• [Problem details] Give back every record below precisely as written.

• [Task input]

══════

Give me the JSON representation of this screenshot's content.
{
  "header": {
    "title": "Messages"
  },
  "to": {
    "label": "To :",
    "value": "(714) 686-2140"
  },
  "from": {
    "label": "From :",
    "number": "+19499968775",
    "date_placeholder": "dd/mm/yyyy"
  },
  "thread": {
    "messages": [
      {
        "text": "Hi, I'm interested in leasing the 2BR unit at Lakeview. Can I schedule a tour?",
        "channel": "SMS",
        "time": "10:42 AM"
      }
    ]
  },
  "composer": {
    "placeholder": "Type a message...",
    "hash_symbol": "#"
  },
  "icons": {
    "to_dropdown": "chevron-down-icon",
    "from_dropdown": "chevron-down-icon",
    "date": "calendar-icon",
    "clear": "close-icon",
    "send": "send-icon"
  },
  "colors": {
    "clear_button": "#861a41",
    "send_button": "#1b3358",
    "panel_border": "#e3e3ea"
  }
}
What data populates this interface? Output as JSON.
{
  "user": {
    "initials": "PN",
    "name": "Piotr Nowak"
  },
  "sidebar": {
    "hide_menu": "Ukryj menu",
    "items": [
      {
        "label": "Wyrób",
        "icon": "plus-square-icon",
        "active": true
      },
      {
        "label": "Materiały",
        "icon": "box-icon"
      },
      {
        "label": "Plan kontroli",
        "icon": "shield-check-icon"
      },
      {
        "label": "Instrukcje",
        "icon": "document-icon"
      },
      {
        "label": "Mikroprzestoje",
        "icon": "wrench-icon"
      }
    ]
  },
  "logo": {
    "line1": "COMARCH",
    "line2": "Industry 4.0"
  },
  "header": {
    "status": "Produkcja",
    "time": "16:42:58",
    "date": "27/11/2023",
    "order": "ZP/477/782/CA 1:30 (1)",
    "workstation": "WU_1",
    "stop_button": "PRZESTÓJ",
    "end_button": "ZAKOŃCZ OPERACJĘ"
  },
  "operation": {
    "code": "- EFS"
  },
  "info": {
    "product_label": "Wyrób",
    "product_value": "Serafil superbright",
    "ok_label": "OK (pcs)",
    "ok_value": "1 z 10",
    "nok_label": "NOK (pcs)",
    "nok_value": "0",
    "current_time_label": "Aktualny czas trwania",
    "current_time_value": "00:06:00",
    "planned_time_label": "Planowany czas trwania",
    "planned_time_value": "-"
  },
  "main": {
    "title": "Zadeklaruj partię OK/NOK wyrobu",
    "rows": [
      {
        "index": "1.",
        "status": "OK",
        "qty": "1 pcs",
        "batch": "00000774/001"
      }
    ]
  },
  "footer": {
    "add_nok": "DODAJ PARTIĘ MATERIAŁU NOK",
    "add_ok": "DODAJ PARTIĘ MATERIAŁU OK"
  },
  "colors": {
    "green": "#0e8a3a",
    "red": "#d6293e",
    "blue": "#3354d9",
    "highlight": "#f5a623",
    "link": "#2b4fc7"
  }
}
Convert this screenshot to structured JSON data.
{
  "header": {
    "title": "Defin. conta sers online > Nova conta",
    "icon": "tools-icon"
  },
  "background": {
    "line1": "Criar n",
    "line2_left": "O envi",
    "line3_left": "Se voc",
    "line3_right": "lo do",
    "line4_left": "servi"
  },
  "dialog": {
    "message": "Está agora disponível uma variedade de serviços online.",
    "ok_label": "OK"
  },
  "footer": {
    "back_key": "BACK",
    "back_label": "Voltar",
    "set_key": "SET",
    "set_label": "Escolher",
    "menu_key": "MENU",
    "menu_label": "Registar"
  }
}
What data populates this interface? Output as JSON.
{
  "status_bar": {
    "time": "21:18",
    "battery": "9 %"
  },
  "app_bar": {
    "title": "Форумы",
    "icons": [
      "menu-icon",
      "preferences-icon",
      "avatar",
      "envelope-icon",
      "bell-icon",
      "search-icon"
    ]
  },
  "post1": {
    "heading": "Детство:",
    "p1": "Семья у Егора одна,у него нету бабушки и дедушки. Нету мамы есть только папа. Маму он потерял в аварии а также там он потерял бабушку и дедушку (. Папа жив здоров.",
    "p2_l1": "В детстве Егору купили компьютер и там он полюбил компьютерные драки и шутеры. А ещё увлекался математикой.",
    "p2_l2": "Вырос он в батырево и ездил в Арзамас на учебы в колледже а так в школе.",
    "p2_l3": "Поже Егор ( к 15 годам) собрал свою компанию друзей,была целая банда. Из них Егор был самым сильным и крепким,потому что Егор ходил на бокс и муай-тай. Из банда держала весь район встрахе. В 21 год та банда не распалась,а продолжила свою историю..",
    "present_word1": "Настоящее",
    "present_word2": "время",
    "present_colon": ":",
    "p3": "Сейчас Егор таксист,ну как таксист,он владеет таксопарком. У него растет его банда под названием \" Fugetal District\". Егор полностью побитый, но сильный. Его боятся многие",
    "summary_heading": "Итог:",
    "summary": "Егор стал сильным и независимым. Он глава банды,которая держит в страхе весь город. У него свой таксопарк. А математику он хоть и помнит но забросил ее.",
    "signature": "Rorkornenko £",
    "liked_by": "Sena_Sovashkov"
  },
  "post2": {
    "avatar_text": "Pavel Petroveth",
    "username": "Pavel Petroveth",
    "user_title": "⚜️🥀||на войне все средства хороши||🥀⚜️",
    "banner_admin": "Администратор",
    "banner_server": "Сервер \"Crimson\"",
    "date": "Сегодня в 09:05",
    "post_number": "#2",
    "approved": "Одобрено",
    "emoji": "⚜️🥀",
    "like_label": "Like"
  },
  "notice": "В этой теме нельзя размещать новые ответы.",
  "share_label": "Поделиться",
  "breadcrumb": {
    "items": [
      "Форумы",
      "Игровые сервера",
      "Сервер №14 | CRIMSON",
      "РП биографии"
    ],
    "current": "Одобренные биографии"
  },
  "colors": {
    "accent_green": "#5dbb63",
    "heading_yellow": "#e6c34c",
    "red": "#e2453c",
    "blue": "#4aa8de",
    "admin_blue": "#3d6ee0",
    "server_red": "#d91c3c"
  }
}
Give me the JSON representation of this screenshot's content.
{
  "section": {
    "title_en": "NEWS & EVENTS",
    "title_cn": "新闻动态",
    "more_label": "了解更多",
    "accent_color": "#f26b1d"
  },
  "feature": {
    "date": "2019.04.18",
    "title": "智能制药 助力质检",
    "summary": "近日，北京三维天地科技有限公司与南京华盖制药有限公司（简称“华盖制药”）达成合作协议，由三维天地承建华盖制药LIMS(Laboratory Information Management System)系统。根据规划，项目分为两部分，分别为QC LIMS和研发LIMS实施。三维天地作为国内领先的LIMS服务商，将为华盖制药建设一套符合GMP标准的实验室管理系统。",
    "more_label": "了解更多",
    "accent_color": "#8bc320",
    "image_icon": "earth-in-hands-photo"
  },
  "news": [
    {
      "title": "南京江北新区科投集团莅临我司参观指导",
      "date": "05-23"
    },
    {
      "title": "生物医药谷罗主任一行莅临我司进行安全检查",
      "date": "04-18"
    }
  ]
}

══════

• [The answer]
Give me the JSON representation of this screenshot's content.
{
  "header": {
    "title": "Messages"
  },
  "to": {
    "label": "To :",
    "value": "(714) 686-2140"
  },
  "from": {
    "label": "From :",
    "number": "+19499968775",
    "date_placeholder": "dd/mm/yyyy"
  },
  "thread": {
    "messages": [
      {
        "text": "Hi, I'm interested in leasing the 2BR unit at Lakeview. Can I schedule a tour?",
        "channel": "SMS",
        "time": "10:42 AM"
      }
    ]
  },
  "composer": {
    "placeholder": "Type a message...",
    "hash_symbol": "#"
  },
  "icons": {
    "to_dropdown": "chevron-down-icon",
    "from_dropdown": "chevron-down-icon",
    "date": "calendar-icon",
    "clear": "close-icon",
    "send": "send-icon"
  },
  "colors": {
    "clear_button": "#861a41",
    "send_button": "#1b3358",
    "panel_border": "#e3e3ea"
  }
}
What data populates this interface? Output as JSON.
{
  "user": {
    "initials": "PN",
    "name": "Piotr Nowak"
  },
  "sidebar": {
    "hide_menu": "Ukryj menu",
    "items": [
      {
        "label": "Wyrób",
        "icon": "plus-square-icon",
        "active": true
      },
      {
        "label": "Materiały",
        "icon": "box-icon"
      },
      {
        "label": "Plan kontroli",
        "icon": "shield-check-icon"
      },
      {
        "label": "Instrukcje",
        "icon": "document-icon"
      },
      {
        "label": "Mikroprzestoje",
        "icon": "wrench-icon"
      }
    ]
  },
  "logo": {
    "line1": "COMARCH",
    "line2": "Industry 4.0"
  },
  "header": {
    "status": "Produkcja",
    "time": "16:42:58",
    "date": "27/11/2023",
    "order": "ZP/477/782/CA 1:30 (1)",
    "workstation": "WU_1",
    "stop_button": "PRZESTÓJ",
    "end_button": "ZAKOŃCZ OPERACJĘ"
  },
  "operation": {
    "code": "- EFS"
  },
  "info": {
    "product_label": "Wyrób",
    "product_value": "Serafil superbright",
    "ok_label": "OK (pcs)",
    "ok_value": "1 z 10",
    "nok_label": "NOK (pcs)",
    "nok_value": "0",
    "current_time_label": "Aktualny czas trwania",
    "current_time_value": "00:06:00",
    "planned_time_label": "Planowany czas trwania",
    "planned_time_value": "-"
  },
  "main": {
    "title": "Zadeklaruj partię OK/NOK wyrobu",
    "rows": [
      {
        "index": "1.",
        "status": "OK",
        "qty": "1 pcs",
        "batch": "00000774/001"
      }
    ]
  },
  "footer": {
    "add_nok": "DODAJ PARTIĘ MATERIAŁU NOK",
    "add_ok": "DODAJ PARTIĘ MATERIAŁU OK"
  },
  "colors": {
    "green": "#0e8a3a",
    "red": "#d6293e",
    "blue": "#3354d9",
    "highlight": "#f5a623",
    "link": "#2b4fc7"
  }
}
Convert this screenshot to structured JSON data.
{
  "header": {
    "title": "Defin. conta sers online > Nova conta",
    "icon": "tools-icon"
  },
  "background": {
    "line1": "Criar n",
    "line2_left": "O envi",
    "line3_left": "Se voc",
    "line3_right": "lo do",
    "line4_left": "servi"
  },
  "dialog": {
    "message": "Está agora disponível uma variedade de serviços online.",
    "ok_label": "OK"
  },
  "footer": {
    "back_key": "BACK",
    "back_label": "Voltar",
    "set_key": "SET",
    "set_label": "Escolher",
    "menu_key": "MENU",
    "menu_label": "Registar"
  }
}
What data populates this interface? Output as JSON.
{
  "status_bar": {
    "time": "21:18",
    "battery": "9 %"
  },
  "app_bar": {
    "title": "Форумы",
    "icons": [
      "menu-icon",
      "preferences-icon",
      "avatar",
      "envelope-icon",
      "bell-icon",
      "search-icon"
    ]
  },
  "post1": {
    "heading": "Детство:",
    "p1": "Семья у Егора одна,у него нету бабушки и дедушки. Нету мамы есть только папа. Маму он потерял в аварии а также там он потерял бабушку и дедушку (. Папа жив здоров.",
    "p2_l1": "В детстве Егору купили компьютер и там он полюбил компьютерные драки и шутеры. А ещё увлекался математикой.",
    "p2_l2": "Вырос он в батырево и ездил в Арзамас на учебы в колледже а так в школе.",
    "p2_l3": "Поже Егор ( к 15 годам) собрал свою компанию друзей,была целая банда. Из них Егор был самым сильным и крепким,потому что Егор ходил на бокс и муай-тай. Из банда держала весь район встрахе. В 21 год та банда не распалась,а продолжила свою историю..",
    "present_word1": "Настоящее",
    "present_word2": "время",
    "present_colon": ":",
    "p3": "Сейчас Егор таксист,ну как таксист,он владеет таксопарком. У него растет его банда под названием \" Fugetal District\". Егор полностью побитый, но сильный. Его боятся многие",
    "summary_heading": "Итог:",
    "summary": "Егор стал сильным и независимым. Он глава банды,которая держит в страхе весь город. У него свой таксопарк. А математику он хоть и помнит но забросил ее.",
    "signature": "Rorkornenko £",
    "liked_by": "Sena_Sovashkov"
  },
  "post2": {
    "avatar_text": "Pavel Petroveth",
    "username": "Pavel Petroveth",
    "user_title": "⚜️🥀||на войне все средства хороши||🥀⚜️",
    "banner_admin": "Администратор",
    "banner_server": "Сервер \"Crimson\"",
    "date": "Сегодня в 09:05",
    "post_number": "#2",
    "approved": "Одобрено",
    "emoji": "⚜️🥀",
    "like_label": "Like"
  },
  "notice": "В этой теме нельзя размещать новые ответы.",
  "share_label": "Поделиться",
  "breadcrumb": {
    "items": [
      "Форумы",
      "Игровые сервера",
      "Сервер №14 | CRIMSON",
      "РП биографии"
    ],
    "current": "Одобренные биографии"
  },
  "colors": {
    "accent_green": "#5dbb63",
    "heading_yellow": "#e6c34c",
    "red": "#e2453c",
    "blue": "#4aa8de",
    "admin_blue": "#3d6ee0",
    "server_red": "#d91c3c"
  }
}
Give me the JSON representation of this screenshot's content.
{
  "section": {
    "title_en": "NEWS & EVENTS",
    "title_cn": "新闻动态",
    "more_label": "了解更多",
    "accent_color": "#f26b1d"
  },
  "feature": {
    "date": "2019.04.18",
    "title": "智能制药 助力质检",
    "summary": "近日，北京三维天地科技有限公司与南京华盖制药有限公司（简称“华盖制药”）达成合作协议，由三维天地承建华盖制药LIMS(Laboratory Information Management System)系统。根据规划，项目分为两部分，分别为QC LIMS和研发LIMS实施。三维天地作为国内领先的LIMS服务商，将为华盖制药建设一套符合GMP标准的实验室管理系统。",
    "more_label": "了解更多",
    "accent_color": "#8bc320",
    "image_icon": "earth-in-hands-photo"
  },
  "news": [
    {
      "title": "南京江北新区科投集团莅临我司参观指导",
      "date": "05-23"
    },
    {
      "title": "生物医药谷罗主任一行莅临我司进行安全检查",
      "date": "04-18"
    }
  ]
}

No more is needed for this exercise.